Every week on Friday afternoon and Saturday morning, the 400 block of Marion’s Main Street and surrounding streets are lined with vehicles as people flock to the St. Luke Hospital Auxiliary Shoppe to browse the thousands of items available for sale.

Now in its fifth year, the future of the nonprofit business is uncertain. The building currently housing the store is in foreclosure and will be auctioned at 2 p.m. March 11 in a sheriff’s sale at the courthouse.

Since the store opened in December 2005, it has netted $140,830 for the auxiliary. Much of the money has been used to purchase equipment for St. Luke Hospital and St. Luke Living Center. In January, the auxiliary presented $60,000 to St. Luke Hospital Foundation for the hospital’s renovation and expansion project.

Donated items come from near and far, according to Rosemary Garrard, store manager. Excess used shoes are given to the American Legion for redistribution to veterans. Excess clothing is exchanged at the rescue mission in Wichita for knickknacks, dishes, and other items to sell at the store.

Operated by volunteers who donate many hours of their time, the store has had a big impact on the Marion community. In addition to what it does for the hospital, it draws people to the downtown area and provides low-cost essentials for families.

Jo Ann Stuchlik of Pilsen said she and her seven children like to shop at the auxiliary store. There are many things to look at and many goods to buy at a cheap price.

Forrest and Bea Kelsey were operating cash registers Friday.

“There are several other stores like this in our area, but this one has the best camaraderie,” Forrest said. “They tell us we are the most popular place in town.”

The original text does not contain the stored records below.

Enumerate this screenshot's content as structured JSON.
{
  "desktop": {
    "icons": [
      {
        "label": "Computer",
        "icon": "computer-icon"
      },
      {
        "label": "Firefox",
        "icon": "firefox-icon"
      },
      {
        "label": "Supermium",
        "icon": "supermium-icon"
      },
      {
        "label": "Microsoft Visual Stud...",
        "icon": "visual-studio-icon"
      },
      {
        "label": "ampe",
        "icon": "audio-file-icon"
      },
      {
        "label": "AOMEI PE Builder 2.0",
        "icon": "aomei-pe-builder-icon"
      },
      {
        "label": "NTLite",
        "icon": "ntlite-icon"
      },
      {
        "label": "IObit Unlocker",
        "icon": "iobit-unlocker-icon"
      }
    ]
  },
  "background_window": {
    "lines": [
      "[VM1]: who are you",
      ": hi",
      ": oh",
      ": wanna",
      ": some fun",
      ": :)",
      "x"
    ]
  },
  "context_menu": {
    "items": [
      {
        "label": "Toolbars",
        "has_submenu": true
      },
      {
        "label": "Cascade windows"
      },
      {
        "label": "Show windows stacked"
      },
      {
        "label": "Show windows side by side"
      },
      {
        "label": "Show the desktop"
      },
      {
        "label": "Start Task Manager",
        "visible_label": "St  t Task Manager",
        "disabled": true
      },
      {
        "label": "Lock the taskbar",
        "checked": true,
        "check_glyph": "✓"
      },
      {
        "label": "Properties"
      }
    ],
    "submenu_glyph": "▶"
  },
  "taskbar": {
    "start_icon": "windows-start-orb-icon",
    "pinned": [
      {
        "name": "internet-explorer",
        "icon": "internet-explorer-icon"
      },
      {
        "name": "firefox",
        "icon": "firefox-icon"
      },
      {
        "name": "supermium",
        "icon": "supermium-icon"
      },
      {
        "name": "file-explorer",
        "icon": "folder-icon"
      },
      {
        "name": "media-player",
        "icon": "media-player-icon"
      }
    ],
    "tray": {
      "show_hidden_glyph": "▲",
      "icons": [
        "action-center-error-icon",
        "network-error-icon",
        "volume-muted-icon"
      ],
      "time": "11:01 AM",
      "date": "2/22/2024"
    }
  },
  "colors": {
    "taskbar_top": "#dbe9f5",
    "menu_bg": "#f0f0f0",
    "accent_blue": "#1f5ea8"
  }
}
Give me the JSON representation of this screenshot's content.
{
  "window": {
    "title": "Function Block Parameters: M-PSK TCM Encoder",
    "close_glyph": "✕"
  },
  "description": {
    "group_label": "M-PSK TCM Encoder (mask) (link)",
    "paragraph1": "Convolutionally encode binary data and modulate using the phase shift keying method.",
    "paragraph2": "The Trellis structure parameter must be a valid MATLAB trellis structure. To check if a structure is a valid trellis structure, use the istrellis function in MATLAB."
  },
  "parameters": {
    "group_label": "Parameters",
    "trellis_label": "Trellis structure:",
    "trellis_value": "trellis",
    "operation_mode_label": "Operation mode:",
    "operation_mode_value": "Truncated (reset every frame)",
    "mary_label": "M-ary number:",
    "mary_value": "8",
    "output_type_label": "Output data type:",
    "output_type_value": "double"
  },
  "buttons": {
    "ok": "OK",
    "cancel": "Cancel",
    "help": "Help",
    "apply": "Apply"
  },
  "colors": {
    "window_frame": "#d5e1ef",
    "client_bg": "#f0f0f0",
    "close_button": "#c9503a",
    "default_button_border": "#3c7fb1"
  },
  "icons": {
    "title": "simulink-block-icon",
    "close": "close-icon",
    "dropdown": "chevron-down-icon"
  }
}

“We don’t get paid, but they sure make good coffee,” Richard Hein, another volunteer, said.

“A lot of friendships were formed here,” Phyllis Kreutziger, a regular volunteer, said. “It’s fun. It’s not work. We have many repeat customers. They are good buyers and they give back. To give this up would leave a big hole in our community.”

Volunteers spend Monday and Tuesday going through items and preparing them for sale. This continues while the store is open on Friday afternoon and Saturday morning, so clothes racks and shelves are continually replenished.

“We feel if we lose that building, we don’t have a good alternative,” Auxiliary Treasurer Eileen Sieger said. “We’ve looked at options.”

“We are doing a lot of praying,” Garrard said.

Evelyn Bredemeier, and Joyce Richmond help her manage the store.

Chris Costello, president of Tampa State Bank, which owns the loan on the building, said the sheriff’s sale would allow the bank to take ownership of the building.

“We are taking it through foreclosure to get clear title, so we can do something with it,” he said.

When that is accomplished, he said, St. Luke Auxiliary or St. Luke Hospital Foundation would have the first opportunity to purchase the building.

“We are willing to do what we can to work with them,” Costello said.

The auxiliary ordered a building inspection in 2009. They were told it needed extensive work to bring it up to code, including new wiring and new floors, an expense that Garrard said would be prohibitive. She said the auxiliary is focusing on needs associated with the expansion of the hospital.

“We sure don’t want to lose the auxiliary shop,” Jeremy Armstrong, CEO of St. Luke Hospital, said, “but our hands are tied.”

He said the hospital board has no authority to purchase facilities that do not relate directly to health care.

Last modified Feb. 25, 2010